_Stored data_
>>>

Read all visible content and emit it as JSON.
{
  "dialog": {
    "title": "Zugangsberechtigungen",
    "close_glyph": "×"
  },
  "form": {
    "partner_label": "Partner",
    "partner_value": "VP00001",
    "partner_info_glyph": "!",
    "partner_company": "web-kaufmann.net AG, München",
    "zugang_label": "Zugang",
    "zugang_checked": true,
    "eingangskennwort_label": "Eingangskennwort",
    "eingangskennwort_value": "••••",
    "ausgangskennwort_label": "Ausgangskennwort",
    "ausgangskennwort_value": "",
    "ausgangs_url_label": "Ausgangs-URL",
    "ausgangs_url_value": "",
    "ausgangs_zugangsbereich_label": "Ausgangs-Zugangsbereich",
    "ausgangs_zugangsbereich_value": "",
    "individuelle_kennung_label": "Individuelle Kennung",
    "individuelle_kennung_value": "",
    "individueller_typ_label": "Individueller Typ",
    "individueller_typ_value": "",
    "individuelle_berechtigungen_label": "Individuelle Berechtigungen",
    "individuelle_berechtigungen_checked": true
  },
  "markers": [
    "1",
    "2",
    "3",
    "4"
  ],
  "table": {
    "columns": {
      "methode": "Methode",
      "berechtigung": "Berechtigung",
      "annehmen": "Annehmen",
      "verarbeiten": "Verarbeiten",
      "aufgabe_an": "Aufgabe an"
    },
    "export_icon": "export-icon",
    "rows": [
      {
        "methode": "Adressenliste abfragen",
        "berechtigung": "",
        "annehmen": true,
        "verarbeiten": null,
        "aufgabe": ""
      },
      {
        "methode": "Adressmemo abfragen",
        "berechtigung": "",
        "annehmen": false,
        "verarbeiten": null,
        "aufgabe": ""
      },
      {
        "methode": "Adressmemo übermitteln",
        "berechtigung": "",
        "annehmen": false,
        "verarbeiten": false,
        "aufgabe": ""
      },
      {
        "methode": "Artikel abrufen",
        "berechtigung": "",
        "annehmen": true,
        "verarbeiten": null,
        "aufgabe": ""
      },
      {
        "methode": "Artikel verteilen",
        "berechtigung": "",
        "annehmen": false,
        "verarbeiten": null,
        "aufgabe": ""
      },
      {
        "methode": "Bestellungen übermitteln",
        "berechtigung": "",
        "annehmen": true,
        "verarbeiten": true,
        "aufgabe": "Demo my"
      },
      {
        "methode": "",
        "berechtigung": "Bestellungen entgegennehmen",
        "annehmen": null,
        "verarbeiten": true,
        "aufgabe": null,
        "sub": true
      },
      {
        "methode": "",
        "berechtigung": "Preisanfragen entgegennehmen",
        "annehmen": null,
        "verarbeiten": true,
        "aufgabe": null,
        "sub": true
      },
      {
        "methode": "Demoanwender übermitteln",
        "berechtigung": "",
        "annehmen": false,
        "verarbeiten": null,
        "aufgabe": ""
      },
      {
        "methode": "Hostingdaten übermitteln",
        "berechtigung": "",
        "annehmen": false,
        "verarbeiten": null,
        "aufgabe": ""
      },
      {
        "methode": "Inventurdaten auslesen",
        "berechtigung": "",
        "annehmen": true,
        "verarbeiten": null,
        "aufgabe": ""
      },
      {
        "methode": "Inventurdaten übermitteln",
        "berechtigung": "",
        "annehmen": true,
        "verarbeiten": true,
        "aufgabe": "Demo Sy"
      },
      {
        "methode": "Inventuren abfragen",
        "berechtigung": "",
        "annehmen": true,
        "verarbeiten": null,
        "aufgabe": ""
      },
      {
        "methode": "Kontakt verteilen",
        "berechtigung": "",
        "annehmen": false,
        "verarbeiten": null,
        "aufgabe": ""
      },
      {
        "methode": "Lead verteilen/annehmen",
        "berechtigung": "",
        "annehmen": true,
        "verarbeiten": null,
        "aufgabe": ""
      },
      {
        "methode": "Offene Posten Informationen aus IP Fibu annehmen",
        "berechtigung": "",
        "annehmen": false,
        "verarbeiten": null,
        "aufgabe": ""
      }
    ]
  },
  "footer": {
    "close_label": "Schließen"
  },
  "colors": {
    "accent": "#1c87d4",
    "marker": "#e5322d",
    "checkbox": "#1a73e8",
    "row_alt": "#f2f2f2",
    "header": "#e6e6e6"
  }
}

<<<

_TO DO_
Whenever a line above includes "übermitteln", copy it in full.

_SOLUTION TO THIS PROBLEM_
        "methode": "Adressmemo übermitteln",
        "methode": "Bestellungen übermitteln",
        "methode": "Demoanwender übermitteln",
        "methode": "Hostingdaten übermitteln",
        "methode": "Inventurdaten übermitteln",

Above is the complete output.